(EXERCISE INPUTS Opens)

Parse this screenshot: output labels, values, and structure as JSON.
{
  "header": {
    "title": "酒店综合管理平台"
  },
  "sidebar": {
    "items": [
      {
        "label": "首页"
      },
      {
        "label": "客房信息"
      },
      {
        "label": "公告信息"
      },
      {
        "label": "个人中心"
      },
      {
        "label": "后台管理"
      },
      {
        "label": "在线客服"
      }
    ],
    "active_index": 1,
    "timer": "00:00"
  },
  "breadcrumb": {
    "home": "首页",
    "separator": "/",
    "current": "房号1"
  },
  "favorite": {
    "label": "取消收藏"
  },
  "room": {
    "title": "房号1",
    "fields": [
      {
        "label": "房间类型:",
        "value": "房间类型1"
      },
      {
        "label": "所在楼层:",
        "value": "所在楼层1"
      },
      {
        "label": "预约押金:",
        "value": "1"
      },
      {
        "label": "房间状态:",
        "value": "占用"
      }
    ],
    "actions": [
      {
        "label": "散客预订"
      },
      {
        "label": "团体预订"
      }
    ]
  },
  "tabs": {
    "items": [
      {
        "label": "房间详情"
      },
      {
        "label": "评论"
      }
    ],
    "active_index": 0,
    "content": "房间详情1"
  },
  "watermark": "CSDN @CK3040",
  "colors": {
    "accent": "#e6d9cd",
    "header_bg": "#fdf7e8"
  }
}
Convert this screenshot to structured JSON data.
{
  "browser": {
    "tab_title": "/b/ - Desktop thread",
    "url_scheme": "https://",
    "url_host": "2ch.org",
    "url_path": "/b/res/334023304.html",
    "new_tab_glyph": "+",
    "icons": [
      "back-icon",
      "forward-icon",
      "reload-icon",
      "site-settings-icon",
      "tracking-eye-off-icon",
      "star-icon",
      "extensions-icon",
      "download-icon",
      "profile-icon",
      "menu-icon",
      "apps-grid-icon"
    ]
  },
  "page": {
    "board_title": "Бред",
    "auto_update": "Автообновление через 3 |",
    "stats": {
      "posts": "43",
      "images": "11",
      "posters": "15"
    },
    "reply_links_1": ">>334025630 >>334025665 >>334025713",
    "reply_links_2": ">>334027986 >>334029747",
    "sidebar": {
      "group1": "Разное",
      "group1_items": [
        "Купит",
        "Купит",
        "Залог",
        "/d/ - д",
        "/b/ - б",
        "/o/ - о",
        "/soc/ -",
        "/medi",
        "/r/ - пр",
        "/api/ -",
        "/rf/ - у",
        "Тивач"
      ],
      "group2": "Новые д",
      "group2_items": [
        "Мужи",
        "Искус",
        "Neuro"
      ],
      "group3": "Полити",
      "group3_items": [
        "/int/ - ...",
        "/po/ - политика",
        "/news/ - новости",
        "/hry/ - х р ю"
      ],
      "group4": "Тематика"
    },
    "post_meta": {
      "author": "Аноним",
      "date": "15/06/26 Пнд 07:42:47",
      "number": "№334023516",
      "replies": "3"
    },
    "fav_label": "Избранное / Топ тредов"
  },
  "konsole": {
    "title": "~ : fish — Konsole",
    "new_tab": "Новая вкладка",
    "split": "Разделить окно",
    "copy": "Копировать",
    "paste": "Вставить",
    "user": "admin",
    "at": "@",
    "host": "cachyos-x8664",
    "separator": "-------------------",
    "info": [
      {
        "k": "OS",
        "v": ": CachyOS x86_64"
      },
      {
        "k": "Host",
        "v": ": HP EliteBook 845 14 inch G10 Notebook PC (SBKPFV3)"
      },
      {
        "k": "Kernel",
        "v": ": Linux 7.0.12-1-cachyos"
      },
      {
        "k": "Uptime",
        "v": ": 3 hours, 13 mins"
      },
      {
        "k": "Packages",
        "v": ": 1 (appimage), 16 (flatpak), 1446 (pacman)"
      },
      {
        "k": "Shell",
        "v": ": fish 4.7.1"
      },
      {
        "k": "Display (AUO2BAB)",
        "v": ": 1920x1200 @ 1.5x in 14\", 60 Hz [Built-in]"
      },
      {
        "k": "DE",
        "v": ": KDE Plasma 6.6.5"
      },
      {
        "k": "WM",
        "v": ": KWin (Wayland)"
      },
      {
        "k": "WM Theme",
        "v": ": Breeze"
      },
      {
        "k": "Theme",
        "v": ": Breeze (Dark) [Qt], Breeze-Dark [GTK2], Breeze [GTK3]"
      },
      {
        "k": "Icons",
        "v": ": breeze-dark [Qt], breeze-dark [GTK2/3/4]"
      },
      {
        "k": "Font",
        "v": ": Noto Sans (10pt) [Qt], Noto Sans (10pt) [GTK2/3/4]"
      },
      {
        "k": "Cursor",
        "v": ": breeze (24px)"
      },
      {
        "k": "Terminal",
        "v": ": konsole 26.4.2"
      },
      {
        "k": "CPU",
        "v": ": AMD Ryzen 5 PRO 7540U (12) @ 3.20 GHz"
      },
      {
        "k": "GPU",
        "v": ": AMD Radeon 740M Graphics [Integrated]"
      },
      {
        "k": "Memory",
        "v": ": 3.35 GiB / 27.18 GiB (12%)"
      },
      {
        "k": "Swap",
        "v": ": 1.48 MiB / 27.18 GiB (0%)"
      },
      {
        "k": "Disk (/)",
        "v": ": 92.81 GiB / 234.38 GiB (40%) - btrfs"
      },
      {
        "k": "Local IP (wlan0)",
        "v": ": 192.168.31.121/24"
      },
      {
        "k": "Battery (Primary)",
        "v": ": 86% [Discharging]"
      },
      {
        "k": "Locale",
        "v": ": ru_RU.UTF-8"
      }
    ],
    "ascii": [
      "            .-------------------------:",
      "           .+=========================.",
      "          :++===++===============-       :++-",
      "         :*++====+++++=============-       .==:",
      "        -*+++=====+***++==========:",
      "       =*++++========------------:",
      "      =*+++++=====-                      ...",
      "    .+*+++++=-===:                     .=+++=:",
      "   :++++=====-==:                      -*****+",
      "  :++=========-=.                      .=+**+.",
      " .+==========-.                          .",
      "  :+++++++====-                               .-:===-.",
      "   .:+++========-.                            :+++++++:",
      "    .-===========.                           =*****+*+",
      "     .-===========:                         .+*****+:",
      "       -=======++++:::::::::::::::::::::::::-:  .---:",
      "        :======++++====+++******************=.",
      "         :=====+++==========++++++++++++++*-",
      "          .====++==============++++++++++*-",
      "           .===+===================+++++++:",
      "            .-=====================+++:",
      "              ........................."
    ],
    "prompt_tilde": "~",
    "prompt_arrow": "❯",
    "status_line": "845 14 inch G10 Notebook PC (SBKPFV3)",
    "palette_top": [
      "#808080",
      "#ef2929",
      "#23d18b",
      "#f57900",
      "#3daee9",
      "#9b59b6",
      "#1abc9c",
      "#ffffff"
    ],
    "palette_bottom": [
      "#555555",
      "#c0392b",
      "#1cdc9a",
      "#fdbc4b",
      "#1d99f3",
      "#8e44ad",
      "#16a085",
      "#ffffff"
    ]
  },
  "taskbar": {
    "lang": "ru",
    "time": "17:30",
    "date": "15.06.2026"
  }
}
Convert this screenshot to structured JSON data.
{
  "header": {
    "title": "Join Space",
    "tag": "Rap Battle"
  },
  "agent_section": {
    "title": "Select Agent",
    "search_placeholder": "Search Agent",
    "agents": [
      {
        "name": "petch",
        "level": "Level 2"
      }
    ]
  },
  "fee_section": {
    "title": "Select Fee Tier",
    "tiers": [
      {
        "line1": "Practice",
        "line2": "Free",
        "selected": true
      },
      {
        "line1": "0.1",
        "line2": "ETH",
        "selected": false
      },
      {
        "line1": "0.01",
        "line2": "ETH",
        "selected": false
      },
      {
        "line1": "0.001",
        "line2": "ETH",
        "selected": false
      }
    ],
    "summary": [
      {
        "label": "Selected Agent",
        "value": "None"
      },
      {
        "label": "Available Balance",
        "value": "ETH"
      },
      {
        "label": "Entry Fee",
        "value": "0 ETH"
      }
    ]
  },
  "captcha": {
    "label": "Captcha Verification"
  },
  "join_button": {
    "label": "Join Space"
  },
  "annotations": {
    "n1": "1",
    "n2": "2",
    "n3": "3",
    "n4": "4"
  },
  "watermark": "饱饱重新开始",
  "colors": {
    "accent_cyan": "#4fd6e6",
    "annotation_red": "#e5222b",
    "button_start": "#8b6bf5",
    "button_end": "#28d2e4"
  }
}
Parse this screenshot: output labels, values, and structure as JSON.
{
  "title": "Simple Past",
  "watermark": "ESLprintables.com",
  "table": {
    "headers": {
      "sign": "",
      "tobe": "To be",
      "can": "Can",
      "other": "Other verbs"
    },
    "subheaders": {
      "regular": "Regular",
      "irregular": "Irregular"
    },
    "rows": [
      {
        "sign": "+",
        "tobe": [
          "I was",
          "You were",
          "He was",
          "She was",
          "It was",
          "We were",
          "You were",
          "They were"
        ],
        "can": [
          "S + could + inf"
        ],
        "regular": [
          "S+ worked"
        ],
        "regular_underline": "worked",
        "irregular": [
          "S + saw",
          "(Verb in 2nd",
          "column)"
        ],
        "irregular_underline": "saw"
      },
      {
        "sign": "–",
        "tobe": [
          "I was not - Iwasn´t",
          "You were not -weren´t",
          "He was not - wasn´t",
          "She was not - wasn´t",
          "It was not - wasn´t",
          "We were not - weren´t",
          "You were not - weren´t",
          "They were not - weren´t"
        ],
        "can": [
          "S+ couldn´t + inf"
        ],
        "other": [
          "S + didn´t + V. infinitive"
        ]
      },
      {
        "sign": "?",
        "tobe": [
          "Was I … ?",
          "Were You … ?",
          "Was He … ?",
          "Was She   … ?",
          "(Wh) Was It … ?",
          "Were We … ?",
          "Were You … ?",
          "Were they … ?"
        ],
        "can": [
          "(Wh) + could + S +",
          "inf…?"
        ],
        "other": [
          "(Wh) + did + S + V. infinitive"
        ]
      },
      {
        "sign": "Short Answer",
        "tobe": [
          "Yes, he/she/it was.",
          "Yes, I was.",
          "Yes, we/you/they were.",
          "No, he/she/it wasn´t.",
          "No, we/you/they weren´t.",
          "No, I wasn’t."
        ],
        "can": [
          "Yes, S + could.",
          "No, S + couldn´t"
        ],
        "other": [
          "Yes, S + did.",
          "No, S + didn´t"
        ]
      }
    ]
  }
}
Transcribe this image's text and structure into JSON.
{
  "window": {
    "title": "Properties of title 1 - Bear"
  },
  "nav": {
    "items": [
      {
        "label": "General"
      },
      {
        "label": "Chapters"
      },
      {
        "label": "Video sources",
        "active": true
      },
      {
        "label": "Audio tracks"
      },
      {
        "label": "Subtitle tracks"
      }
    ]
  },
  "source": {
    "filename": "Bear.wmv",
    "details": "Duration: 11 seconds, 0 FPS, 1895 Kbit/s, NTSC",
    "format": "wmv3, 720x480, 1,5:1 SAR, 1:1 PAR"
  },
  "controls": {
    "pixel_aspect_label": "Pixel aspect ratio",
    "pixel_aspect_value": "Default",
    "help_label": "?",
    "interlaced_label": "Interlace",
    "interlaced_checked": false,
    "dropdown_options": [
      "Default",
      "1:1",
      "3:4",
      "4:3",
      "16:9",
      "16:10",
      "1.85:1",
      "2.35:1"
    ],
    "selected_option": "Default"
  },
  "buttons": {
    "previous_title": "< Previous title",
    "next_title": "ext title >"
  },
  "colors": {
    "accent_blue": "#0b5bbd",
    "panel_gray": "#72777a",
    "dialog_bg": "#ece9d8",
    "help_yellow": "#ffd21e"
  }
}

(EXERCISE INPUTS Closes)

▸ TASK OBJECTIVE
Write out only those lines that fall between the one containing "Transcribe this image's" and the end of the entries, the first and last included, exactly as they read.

▸ EXERCISE SOLUTION
Transcribe this image's text and structure into JSON.
{
  "window": {
    "title": "Properties of title 1 - Bear"
  },
  "nav": {
    "items": [
      {
        "label": "General"
      },
      {
        "label": "Chapters"
      },
      {
        "label": "Video sources",
        "active": true
      },
      {
        "label": "Audio tracks"
      },
      {
        "label": "Subtitle tracks"
      }
    ]
  },
  "source": {
    "filename": "Bear.wmv",
    "details": "Duration: 11 seconds, 0 FPS, 1895 Kbit/s, NTSC",
    "format": "wmv3, 720x480, 1,5:1 SAR, 1:1 PAR"
  },
  "controls": {
    "pixel_aspect_label": "Pixel aspect ratio",
    "pixel_aspect_value": "Default",
    "help_label": "?",
    "interlaced_label": "Interlace",
    "interlaced_checked": false,
    "dropdown_options": [
      "Default",
      "1:1",
      "3:4",
      "4:3",
      "16:9",
      "16:10",
      "1.85:1",
      "2.35:1"
    ],
    "selected_option": "Default"
  },
  "buttons": {
    "previous_title": "< Previous title",
    "next_title": "ext title >"
  },
  "colors": {
    "accent_blue": "#0b5bbd",
    "panel_gray": "#72777a",
    "dialog_bg": "#ece9d8",
    "help_yellow": "#ffd21e"
  }
}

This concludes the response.